By: Susan (Zeisler) Pretnar
President at KeySys Health LLC
You may be thinking ‘Please…spare me another acronym!’. Most practices are already struggling with identifying, securing and maximizing the information technologies (IT) they’ve installed. Needing IT to manage patient relationships seems to complicate what is thought to be a comfortable, face-to-face space between the patient and the caregiver: doctor, nurse or other traditional clinician. So, what do Millenials have to do with patient relationship management (PRM)? They’re the tsunami coming our way. The future health care delivery model is quickly morphing, in no small way due to the digital natives among us.
The IT part of the healthcare story is no longer very clear, especially because of the proliferation of mobile devices and myriad data communication alternatives. The younger the caregiver and the deeper we get into the meaningful use of electronic medical records, the softer the protest at having been dragged into that world. A few are actually starting to see benefits, while others still feel hindrances.
IT has an impact on:
• Market share
• Patient acquisition and retention
• Employee satisfaction
• Brand image
• Profit margins

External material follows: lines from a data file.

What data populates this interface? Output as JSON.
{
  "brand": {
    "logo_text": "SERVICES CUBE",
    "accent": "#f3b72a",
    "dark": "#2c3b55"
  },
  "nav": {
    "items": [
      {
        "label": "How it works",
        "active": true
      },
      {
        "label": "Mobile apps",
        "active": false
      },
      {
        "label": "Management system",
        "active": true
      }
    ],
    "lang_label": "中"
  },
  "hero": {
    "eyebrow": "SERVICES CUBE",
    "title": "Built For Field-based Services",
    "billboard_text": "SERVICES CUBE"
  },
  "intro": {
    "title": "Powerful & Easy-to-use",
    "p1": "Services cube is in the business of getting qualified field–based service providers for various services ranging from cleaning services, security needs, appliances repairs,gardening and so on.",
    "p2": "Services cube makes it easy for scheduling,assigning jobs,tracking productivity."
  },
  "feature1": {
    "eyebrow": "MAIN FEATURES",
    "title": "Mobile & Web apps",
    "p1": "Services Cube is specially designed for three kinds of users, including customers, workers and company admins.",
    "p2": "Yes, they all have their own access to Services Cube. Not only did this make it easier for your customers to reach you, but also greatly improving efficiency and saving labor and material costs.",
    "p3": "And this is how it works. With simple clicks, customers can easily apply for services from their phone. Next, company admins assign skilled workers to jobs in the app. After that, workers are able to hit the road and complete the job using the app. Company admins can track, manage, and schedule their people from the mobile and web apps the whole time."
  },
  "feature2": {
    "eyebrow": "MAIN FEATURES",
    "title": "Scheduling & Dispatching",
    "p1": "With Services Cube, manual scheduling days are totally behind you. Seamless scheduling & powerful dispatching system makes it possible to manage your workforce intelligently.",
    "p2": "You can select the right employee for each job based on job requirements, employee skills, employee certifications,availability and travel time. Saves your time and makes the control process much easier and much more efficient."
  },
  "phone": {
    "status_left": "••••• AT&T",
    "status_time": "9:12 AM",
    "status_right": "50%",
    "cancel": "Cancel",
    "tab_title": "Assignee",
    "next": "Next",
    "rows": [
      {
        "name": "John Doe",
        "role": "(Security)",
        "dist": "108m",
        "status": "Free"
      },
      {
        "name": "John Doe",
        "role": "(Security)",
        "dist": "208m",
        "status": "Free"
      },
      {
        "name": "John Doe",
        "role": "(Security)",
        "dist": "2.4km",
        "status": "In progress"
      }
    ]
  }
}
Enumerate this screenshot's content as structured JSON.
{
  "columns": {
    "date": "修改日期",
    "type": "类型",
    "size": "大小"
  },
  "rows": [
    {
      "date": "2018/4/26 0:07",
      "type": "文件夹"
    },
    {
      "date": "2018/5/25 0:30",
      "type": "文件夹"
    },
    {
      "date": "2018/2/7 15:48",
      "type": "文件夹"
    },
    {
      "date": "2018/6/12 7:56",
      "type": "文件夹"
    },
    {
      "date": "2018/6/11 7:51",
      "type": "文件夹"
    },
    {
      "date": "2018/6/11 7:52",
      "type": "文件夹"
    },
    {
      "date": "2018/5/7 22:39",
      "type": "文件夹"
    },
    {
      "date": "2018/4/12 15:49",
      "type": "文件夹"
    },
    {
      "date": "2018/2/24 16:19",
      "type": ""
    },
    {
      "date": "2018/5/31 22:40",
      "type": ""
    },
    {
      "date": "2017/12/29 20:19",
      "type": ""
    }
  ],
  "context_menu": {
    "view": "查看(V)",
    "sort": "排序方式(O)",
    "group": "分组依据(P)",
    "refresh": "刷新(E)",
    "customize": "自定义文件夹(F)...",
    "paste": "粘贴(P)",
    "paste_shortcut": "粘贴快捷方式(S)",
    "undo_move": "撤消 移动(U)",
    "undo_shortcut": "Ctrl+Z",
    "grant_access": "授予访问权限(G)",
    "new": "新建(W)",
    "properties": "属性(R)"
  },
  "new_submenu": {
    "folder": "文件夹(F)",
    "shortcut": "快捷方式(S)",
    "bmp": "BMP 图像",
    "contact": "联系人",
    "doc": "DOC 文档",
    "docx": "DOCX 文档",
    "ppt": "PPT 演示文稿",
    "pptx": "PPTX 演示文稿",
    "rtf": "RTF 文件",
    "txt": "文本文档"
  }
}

• Cost reduction
• Organizational efficiency/productivity
All of these things contribute to the practice and to patient relationships. If you are not aware of the potential impact of IT on the items in this list, you probably are not convinced that investing further in IT is a valuable ‘spend’ for your practice. Finding the long term ROI in IT expenditures for operations makes selecting the right ICD10 code seem simple. Until recently, healthcare had few of the characteristics of a ‘market’, including the influence of its users. It appears that a true healthcare market, foisted on us by the totally connected Millenials, may finally emerge. It would be one with standard benchmarks and recognizable comparatives. So, why does this seem to be happening now?
A finger can be pointed at the Millenials in our midst. As a group, they will become the largest demographic in the next 10 years. That means Millenials will represent the majority of the patients in your practice (estimated to be 75%), save for the average geriatric specialist. They have faith in technologies and services that can bypass the traditional doctor or hospital delivery systems. The shear size of their generation means that they will have an impact.
Millenials have already influenced many other industries, as a direct result of their swift adoption of digital gadgets. I say swift because truly the smartphone started it all, and was introduced a mere 8 years ago. Can you name a proven clinical practice or procedure that has been embraced by all of healthcare in less than 8 years? Even for non-Millenials, smartphones, tablets and wearable electronics are ubiquitous in everyday life.
Millenials are disrupting healthcare delivery systems just as they impacted traditional paper media, financial services, and brick and mortar sales of goods and services. They are comfortable getting their healthcare information from Google – and they believe it. Aren’t we all getting just like them? We also want same day appointments, online scheduling and bill payment, electronic access to our medical records and the option to text or email our providers. And, we all assume someone else is handling privacy and security matters.
Providers say that it is not their fault that patients aren’t ‘engaged’, but we may soon be crying that Millenials are pushing us too fast to accept bi-directional communication with them. They believe that their patient generated health data (ugh - PGHD!) is valuable information to share, not just on Facebook, but also with their doctor. They already self-monitor with Fitbits or one of the 40,000 health related apps they can download to multiple mobile devices. This group is questioning the traditions of healthcare: where it is delivered and by whom.
I bought a smartphone in order to communicate with my grandchildren (text only of course), and to enable me to access business emails from literally anywhere in the world. We’re pushed privately and professionally to adopt the latest technologies. Secure IT belongs in any strategy around patient relationship management. Perhaps it is beyond time for healthcare to accept the meaningful use of technology, instead of quibble over the meaningful use of electronic medical records. As has been eloquently stated by others ‘if we are going to live in interesting times, there is no reason not to embrace them’.